Ban on diesel vehicles across city ‘would have devastating impact’
A BLANKET ban on all diesel vehicles in Yorkshire’s largest city would have a devastating impact leading to a rise in unemployment and social deprivation, a former Government transport adviser has warned.
Leeds Council is one of 29 local authorities identified in the Government’s air quality plans in July as having roads breaching legal pollution levels.
It now has until March next year to publish draft plans to address the problem – and observers say diesel vehicles are expected to be targeted with new restrictions or fines. Oxford and Cambridge are among the local authorities that have already announced their intention to ban all diesel vehicles, including buses.

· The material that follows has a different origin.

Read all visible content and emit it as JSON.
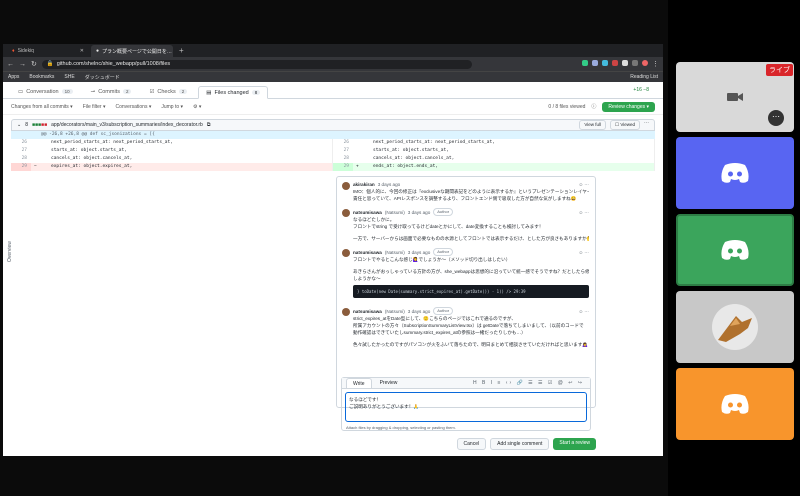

David Begg, visiting professor at Plymouth University and former chairman of the Government’s Commission for Integrated Transport, is calling on Leeds Council to stop short of a blanket ban and instead target older diesel cars, which are the biggest contributors to air pollution. A ban, he claimed, could prompt an 80 per cent cut in bus services, leading to a 22 per cent cut in employment, an 11 per cent reduction in adult skills and a 29 per cent overall increase in social deprivation.
Prof Begg’s warning comes as a bus-sector coalition led by campaign group Greener Journeys urges local decision-makers to look at clean British diesel buses, technically known as Euro VI buses, as a viable alternative to improve local air quality.
Councillor Lucinda Yeadon, Leeds Council’s executive board member for sustainability and the environment, said the authority was “currently undertaking detailed modelling and research into what a potential clean air zone could look like in Leeds”.
“Improving our air quality is important for the health of everyone who lives in the city and we will be working closely with bus operators as we move forward with any plans,” she said.
‘Improving our air quality is important for the health of everyone in the city.’